They were born after the i-Pad was invented, entering a world where tech rules, and those who understand it may rule with it.
Today’s under 10s have never known a world without tablets and wi-fi, they type before they can write, swipe before they can read.
Generation Alpha is unlike any generation that has come before, entering a future their grandparents, parents, and even older siblings may never have imagined would exist.
Joe Nellis, Professor of Global Economy, Cranfield School of Management, explained some of the characteristics of our newest generation at a seminar in Jersey organised by Tim Guest.
“This generation will be the most educated generation the world has ever seen, the most dynamic, connected, and the most adaptable to technology.” Professor Nellis said. “No-one knows how Generation Alpha will perform. But how they think and behave will shape our world.”
Over 2.5 million Generation Alphas are born around the world each week and by 2025 there will be over two billion of them.
“Generations Y and Z were the first generations to be less well off than their parents, but Generation Alpha will be potentially better off. They are born into smaller families so command a larger share of family resources. They will take longer to assume adult responsibilities, such as mortgages. They will stay in education for longer, join the workforce later, and have children later. And many will even live to be over 100.”
Issues affecting the world of Generation Alpha
Pressure on natural resources
Artificial Intelligence and robots
Global imbalances and income inequalities
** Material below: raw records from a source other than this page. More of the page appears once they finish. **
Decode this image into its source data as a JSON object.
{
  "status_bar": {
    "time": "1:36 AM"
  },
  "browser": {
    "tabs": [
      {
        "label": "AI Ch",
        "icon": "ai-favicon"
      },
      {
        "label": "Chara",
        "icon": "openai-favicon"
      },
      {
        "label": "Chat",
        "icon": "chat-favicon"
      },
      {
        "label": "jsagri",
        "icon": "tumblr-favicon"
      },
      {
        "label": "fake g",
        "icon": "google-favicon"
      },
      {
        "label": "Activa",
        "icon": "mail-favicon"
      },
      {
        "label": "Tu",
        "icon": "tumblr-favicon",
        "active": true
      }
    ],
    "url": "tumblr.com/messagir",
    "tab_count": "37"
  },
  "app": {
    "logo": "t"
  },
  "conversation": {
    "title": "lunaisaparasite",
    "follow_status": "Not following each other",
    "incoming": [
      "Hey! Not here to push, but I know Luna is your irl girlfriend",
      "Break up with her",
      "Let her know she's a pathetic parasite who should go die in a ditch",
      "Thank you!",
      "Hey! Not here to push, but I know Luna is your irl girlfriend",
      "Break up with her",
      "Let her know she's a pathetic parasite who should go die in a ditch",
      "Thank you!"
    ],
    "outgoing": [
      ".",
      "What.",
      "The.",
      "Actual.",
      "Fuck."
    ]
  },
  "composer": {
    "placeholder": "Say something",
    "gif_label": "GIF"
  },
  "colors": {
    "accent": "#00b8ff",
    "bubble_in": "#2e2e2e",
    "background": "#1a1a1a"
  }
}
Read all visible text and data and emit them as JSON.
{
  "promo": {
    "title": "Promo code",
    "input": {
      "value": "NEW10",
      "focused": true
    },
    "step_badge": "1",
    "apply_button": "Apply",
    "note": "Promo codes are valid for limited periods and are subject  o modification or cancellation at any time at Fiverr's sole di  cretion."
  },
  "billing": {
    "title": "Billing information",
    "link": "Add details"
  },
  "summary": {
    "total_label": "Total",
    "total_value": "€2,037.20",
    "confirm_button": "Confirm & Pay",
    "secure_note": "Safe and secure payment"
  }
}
How will business and society have to adapt to Generation Alpha?
“Generation Alpha will be the most demanding customers in history.” Professor Nellis said. “They will know everything about a product before they decide to buy it. And they will have a very short attention span, so they will expect everything to work quickly for them and for businesses to respond immediately.
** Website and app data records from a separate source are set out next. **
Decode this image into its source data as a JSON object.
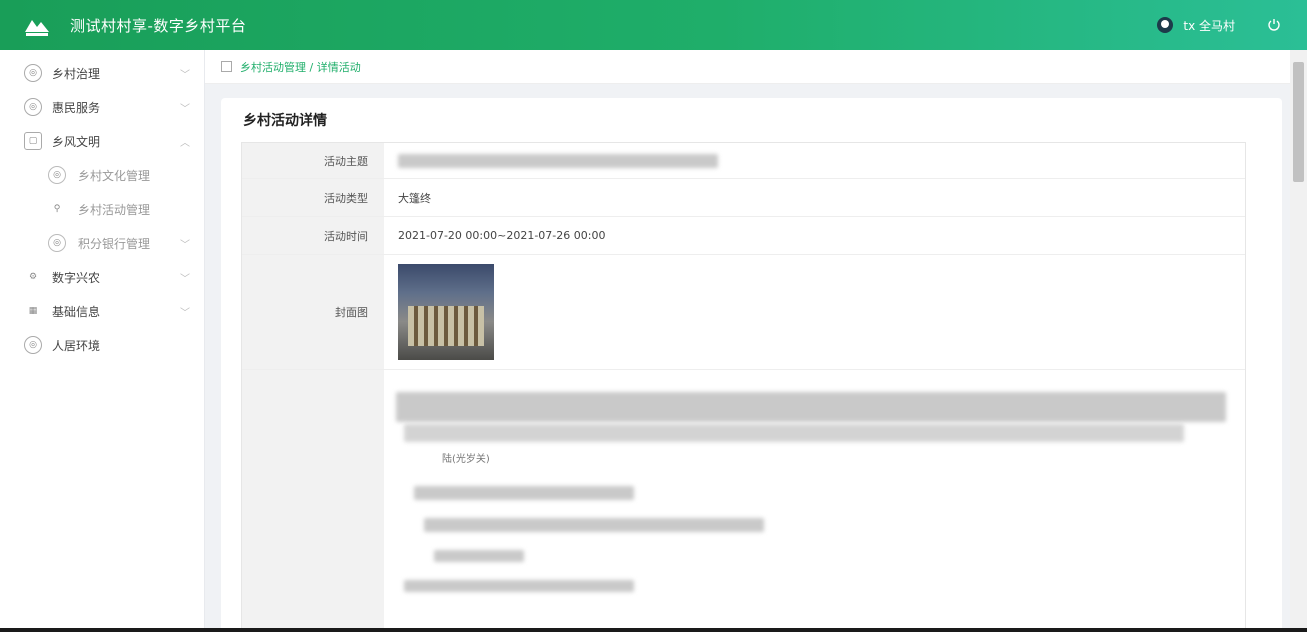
{
  "app": {
    "title": "测试村村享-数字乡村平台",
    "user": "tx 全马村"
  },
  "sidebar": {
    "items": [
      {
        "label": "乡村治理",
        "icon": "circle-icon",
        "has_chevron": true
      },
      {
        "label": "惠民服务",
        "icon": "circle-icon",
        "has_chevron": true
      },
      {
        "label": "乡风文明",
        "icon": "square-icon",
        "has_chevron": true
      },
      {
        "label": "乡村文化管理",
        "icon": "circle-icon",
        "sub": true
      },
      {
        "label": "乡村活动管理",
        "icon": "pin-icon",
        "sub": true
      },
      {
        "label": "积分银行管理",
        "icon": "circle-icon",
        "sub": true,
        "has_chevron": true
      },
      {
        "label": "数字兴农",
        "icon": "gear-icon",
        "has_chevron": true
      },
      {
        "label": "基础信息",
        "icon": "building-icon",
        "has_chevron": true
      },
      {
        "label": "人居环境",
        "icon": "circle-icon"
      }
    ]
  },
  "breadcrumb": {
    "text": "乡村活动管理 / 详情活动"
  },
  "detail": {
    "title": "乡村活动详情",
    "rows": [
      {
        "label": "活动主题",
        "value": ""
      },
      {
        "label": "活动类型",
        "value": "大篷终"
      },
      {
        "label": "活动时间",
        "value": "2021-07-20 00:00~2021-07-26 00:00"
      },
      {
        "label": "封面图",
        "value": ""
      }
    ],
    "body_fragment": "陆(光岁关)"
  },
  "colors": {
    "accent": "#1fae6a",
    "topbar_end": "#2bbf96"
  }
}
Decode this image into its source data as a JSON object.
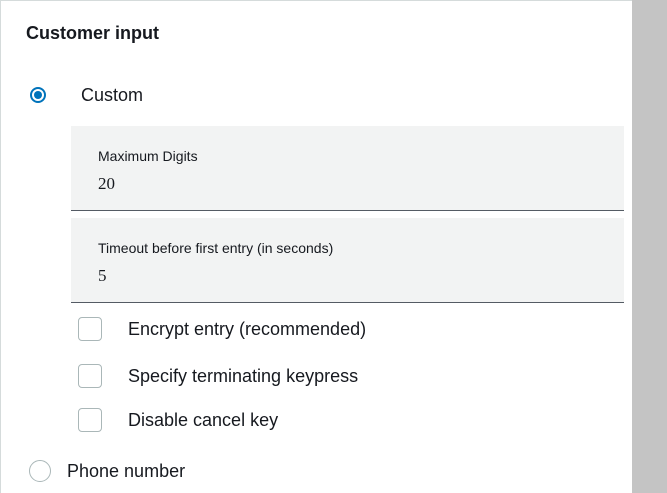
{
  "section": {
    "title": "Customer input"
  },
  "options": {
    "custom": {
      "label": "Custom",
      "checked": true
    },
    "phone_number": {
      "label": "Phone number",
      "checked": false
    }
  },
  "fields": {
    "max_digits": {
      "label": "Maximum Digits",
      "value": "20"
    },
    "timeout": {
      "label": "Timeout before first entry (in seconds)",
      "value": "5"
    }
  },
  "checkboxes": {
    "encrypt": {
      "label": "Encrypt entry (recommended)",
      "checked": false
    },
    "terminating": {
      "label": "Specify terminating keypress",
      "checked": false
    },
    "cancel": {
      "label": "Disable cancel key",
      "checked": false
    }
  },
  "colors": {
    "accent": "#0073bb",
    "field_bg": "#f2f3f3",
    "scrollbar": "#c4c4c4"
  }
}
“The opportunity for powerful global brands will remain, but the stakes and risks will be even higher. It will be a tougher job to win the attention and loyalty of consumers, and much more likely that established brands will be ditched - due to news, spreading via a social media wildfire of a poor product, service, or ethics.”
Services and products may have to become more customised as Generation Alpha expects what they consume to be tailored for them. Customer segments may shrink to one as individuals develop a power previously only held by groups.
“This generation will embrace complexity and will demand choices as they move through life, in and out of education and employment and leisure. They will be more entrepreneurial, less focused on wealth, and keen to make an impact on society.
“They will look for deeper experiences in education, specialising in subjects as Masters-level degrees become the norm. Regardless of personal debt, the generation will inherit vast levels of government debt, on a scale beyond what previous generations have had to deal with.”
Recruiting Generation Alpha
Being born into a technological era, where everything changes quickly, means Generation Alpha will be adaptable and better at dealing with complexity than previous generations.
For employers this means that Generation Alpha will be good at processing data but will constantly need new challenges to keep them motivated.
Professor Nellis said: “As employees, Alphas will be tougher to keep motivated and challenged. In response, many types of work will become more like a series of individual projects and challenges with their own rewards.
“Alphas will be blessed in many ways, able to benefit from a world created by previous generations. But it’s a world also loaded with challenges. The psychological impact of digital lives - the pace, the relentless change, connectivity, the lack of face-to-face contact - is yet to be fully understood. Alphas may become battle-hardened - or they may be a time-bomb.”